I'll tactfully describe Luxray's Move Pool as not exactly optimized. The electric lynx can learn only three Electric Moves by levelling up, and those Moves are weirdly chosen to say the least. Luxray first learns Spark at lv.13, a physical Move with 65 power, 20 PP and 100% accuracy pretty good, especially for a Move learnt so early. Then, a whole 22 levels later at lv.35, Luxray learns Thunder Fang: a physical Move with 65 power, 95% accuracy and 15 PP. Pray tell, why on earth would I replace Spark with Thunder Wave, when the latter is less efficient than the former? And then comes the ultimate trolling, when Luxray finally learns the very last Move of his levelling-up learnset at lv.56: Discharge, a bloody special Move. So you're telling me that I waited so long, only to be handed a Move that doesn't make the most of Luxray's highest offensive stat, i.e. his Attack? And mind you, I was running solo and thus was pretty much bound to reach lv.56 no matter what; but I feel for all the players who leveled up the Sinnoh lynx which has a medium slow levelling-up rate, en passant only to be slapped in the face with such an ineffective Move pool. TMs could have saved the day for Luxray; but unfortunately, all the Electric Moves he can learn on that front are special Moves as well. On the other hand, his Dark and Normal Moves are all physical; knowing that, what do you think my Move pool ended up being? Heck, you guessed it: Spark, Bite, Crunch and Return. Way to go and destroy Luxray's potential, GameFreak! Heck, no wonder the poor thing has been vegetating in the depths of the NU and PU tiers ever since his arrival.

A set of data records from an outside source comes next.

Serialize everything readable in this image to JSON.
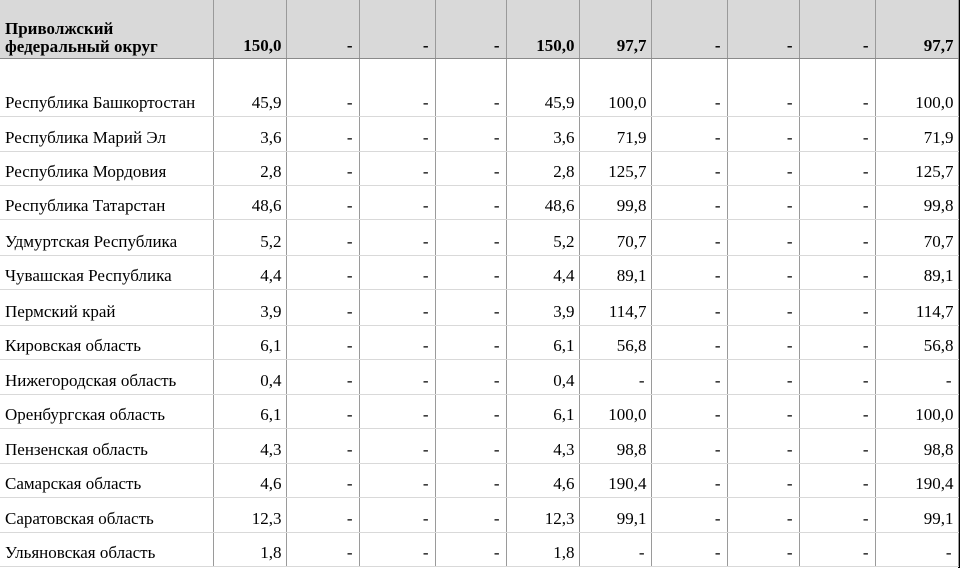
{
  "header": {
    "name": "Приволжский федеральный округ",
    "values": [
      "150,0",
      "-",
      "-",
      "-",
      "150,0",
      "97,7",
      "-",
      "-",
      "-",
      "97,7"
    ]
  },
  "rows": [
    {
      "name": "Республика Башкортостан",
      "values": [
        "45,9",
        "-",
        "-",
        "-",
        "45,9",
        "100,0",
        "-",
        "-",
        "-",
        "100,0"
      ]
    },
    {
      "name": "Республика Марий Эл",
      "values": [
        "3,6",
        "-",
        "-",
        "-",
        "3,6",
        "71,9",
        "-",
        "-",
        "-",
        "71,9"
      ]
    },
    {
      "name": "Республика Мордовия",
      "values": [
        "2,8",
        "-",
        "-",
        "-",
        "2,8",
        "125,7",
        "-",
        "-",
        "-",
        "125,7"
      ]
    },
    {
      "name": "Республика Татарстан",
      "values": [
        "48,6",
        "-",
        "-",
        "-",
        "48,6",
        "99,8",
        "-",
        "-",
        "-",
        "99,8"
      ]
    },
    {
      "name": "Удмуртская Республика",
      "values": [
        "5,2",
        "-",
        "-",
        "-",
        "5,2",
        "70,7",
        "-",
        "-",
        "-",
        "70,7"
      ]
    },
    {
      "name": "Чувашская Республика",
      "values": [
        "4,4",
        "-",
        "-",
        "-",
        "4,4",
        "89,1",
        "-",
        "-",
        "-",
        "89,1"
      ]
    },
    {
      "name": "Пермский край",
      "values": [
        "3,9",
        "-",
        "-",
        "-",
        "3,9",
        "114,7",
        "-",
        "-",
        "-",
        "114,7"
      ]
    },
    {
      "name": "Кировская область",
      "values": [
        "6,1",
        "-",
        "-",
        "-",
        "6,1",
        "56,8",
        "-",
        "-",
        "-",
        "56,8"
      ]
    },
    {
      "name": "Нижегородская область",
      "values": [
        "0,4",
        "-",
        "-",
        "-",
        "0,4",
        "-",
        "-",
        "-",
        "-",
        "-"
      ]
    },
    {
      "name": "Оренбургская область",
      "values": [
        "6,1",
        "-",
        "-",
        "-",
        "6,1",
        "100,0",
        "-",
        "-",
        "-",
        "100,0"
      ]
    },
    {
      "name": "Пензенская область",
      "values": [
        "4,3",
        "-",
        "-",
        "-",
        "4,3",
        "98,8",
        "-",
        "-",
        "-",
        "98,8"
      ]
    },
    {
      "name": "Самарская область",
      "values": [
        "4,6",
        "-",
        "-",
        "-",
        "4,6",
        "190,4",
        "-",
        "-",
        "-",
        "190,4"
      ]
    },
    {
      "name": "Саратовская область",
      "values": [
        "12,3",
        "-",
        "-",
        "-",
        "12,3",
        "99,1",
        "-",
        "-",
        "-",
        "99,1"
      ]
    },
    {
      "name": "Ульяновская область",
      "values": [
        "1,8",
        "-",
        "-",
        "-",
        "1,8",
        "-",
        "-",
        "-",
        "-",
        "-"
      ]
    }
  ]
}
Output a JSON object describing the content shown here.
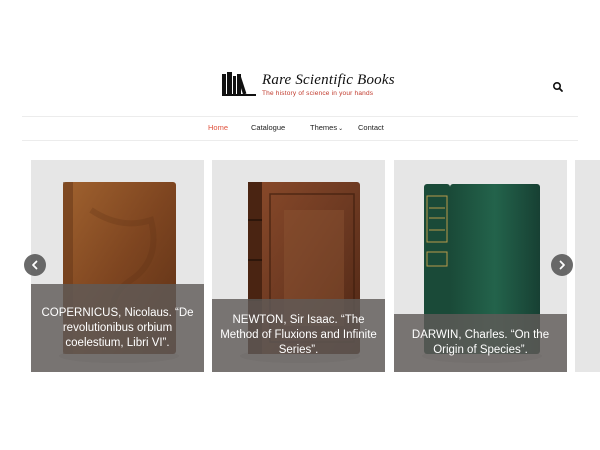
{
  "site": {
    "title": "Rare Scientific Books",
    "tagline": "The history of science in your hands"
  },
  "nav": {
    "items": [
      {
        "label": "Home",
        "active": true
      },
      {
        "label": "Catalogue"
      },
      {
        "label": "Themes",
        "has_dropdown": true
      },
      {
        "label": "Contact"
      }
    ]
  },
  "carousel": {
    "slides": [
      {
        "caption": "COPERNICUS, Nicolaus. “De revolutionibus orbium coelestium, Libri VI”.",
        "cover_color": "#8b4f26"
      },
      {
        "caption": "NEWTON, Sir Isaac. “The Method of Fluxions and Infinite Series”.",
        "cover_color": "#6e3a22"
      },
      {
        "caption": "DARWIN, Charles. “On the Origin of Species”.",
        "cover_color": "#1f5a45"
      }
    ]
  },
  "colors": {
    "accent": "#e0533e",
    "caption_overlay": "#5f5a58",
    "slide_background": "#e6e6e6"
  },
  "icons": {
    "search": "search-icon",
    "prev": "chevron-left-icon",
    "next": "chevron-right-icon",
    "logo": "books-icon"
  }
}
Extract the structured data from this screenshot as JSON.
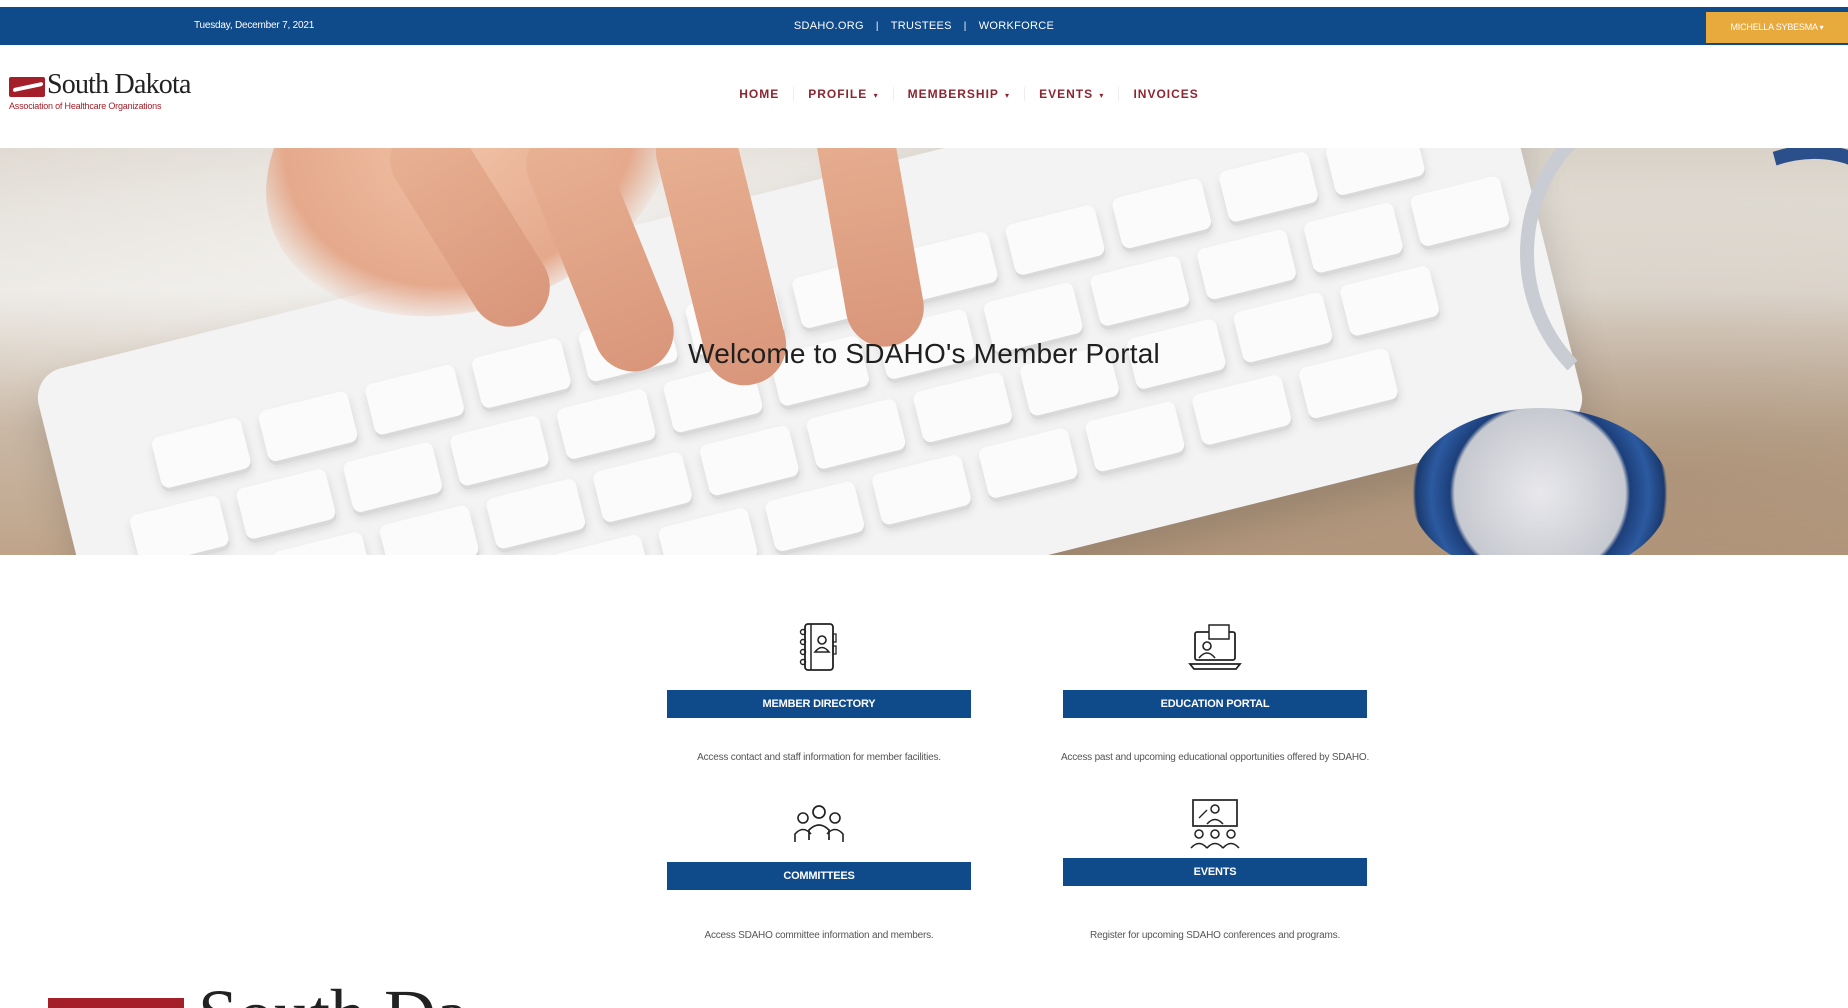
{
  "topbar": {
    "date": "Tuesday, December 7, 2021",
    "links": [
      "SDAHO.ORG",
      "TRUSTEES",
      "WORKFORCE"
    ],
    "separator": "|",
    "user_name": "MICHELLA SYBESMA",
    "user_caret": "▾"
  },
  "header": {
    "logo_name": "South Dakota",
    "logo_tagline": "Association of Healthcare Organizations",
    "nav": [
      {
        "label": "HOME",
        "caret": ""
      },
      {
        "label": "PROFILE",
        "caret": "▾"
      },
      {
        "label": "MEMBERSHIP",
        "caret": "▾"
      },
      {
        "label": "EVENTS",
        "caret": "▾"
      },
      {
        "label": "INVOICES",
        "caret": ""
      }
    ]
  },
  "hero": {
    "title": "Welcome to SDAHO's Member Portal"
  },
  "tiles": [
    {
      "icon": "address-book-icon",
      "button": "MEMBER DIRECTORY",
      "description": "Access contact and staff information for member facilities."
    },
    {
      "icon": "laptop-video-icon",
      "button": "EDUCATION PORTAL",
      "description": "Access past and upcoming educational opportunities offered by SDAHO."
    },
    {
      "icon": "group-people-icon",
      "button": "COMMITTEES",
      "description": "Access SDAHO committee information and members."
    },
    {
      "icon": "presentation-audience-icon",
      "button": "EVENTS",
      "description": "Register for upcoming SDAHO conferences and programs."
    }
  ],
  "footer": {
    "logo_name": "South Dako"
  },
  "colors": {
    "primary_blue": "#0f4a8a",
    "brand_red": "#a3202a",
    "accent_orange": "#e8a93d",
    "nav_text": "#8b2631"
  }
}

When it comes to Diamond and Sinnoh itself, our reunion was not exactly emotional. I was shocked by how graphically primitive Diamond is, especially compared to the lush Gen III: it's like GameFreak forgot how to create textures between Gen III and Gen IV or, more likely, they couldn't wrap their head around the DS and didn't manage to make the most of its graphical capabilities. Diamond&Pearl's graphical crudity could have been a tad alleviated, had Sinnoh itself boasted more variety in terms of landscapes and vistas; but alas, we're dealing with a dreadfully homogeneous region that sports the same sickly green grass and trees from beginning to end. As a matter of fact, the whole Diamond&Pearl colour palette is a bit off, which doesn't help their case at all. Nor does the indolent pacing, which contrasts violently with Gen III's overall swiftness: everything in D&P is slow and sluggish, from battling to surfing to looking for items and don't even get me started on the marshes and the snow. It certainly doesn't help that wild areas between towns are so darn huge and take so long to be crossed a fact not quite compensated by the lenient random encounter rate, which is probably the lowest in the whole series. I rushed through Sinnoh from beginning to end, not ever dilly-dallying along the way; and yet, my run clocked at 15 long, plodding hours.

Despite those letdowns, my Luxray solo run was great fun. I'm glad I could put the electric lynx to the test at long last, and I'm planning to do the same with the other pure Electric Sinnoh 'Mon, i.e. the adorable Pachirisu. Stay tuned for more electrifying Gen IV adventures, dear fellow gamers! Thanks for reading as usual, and drop by anytime!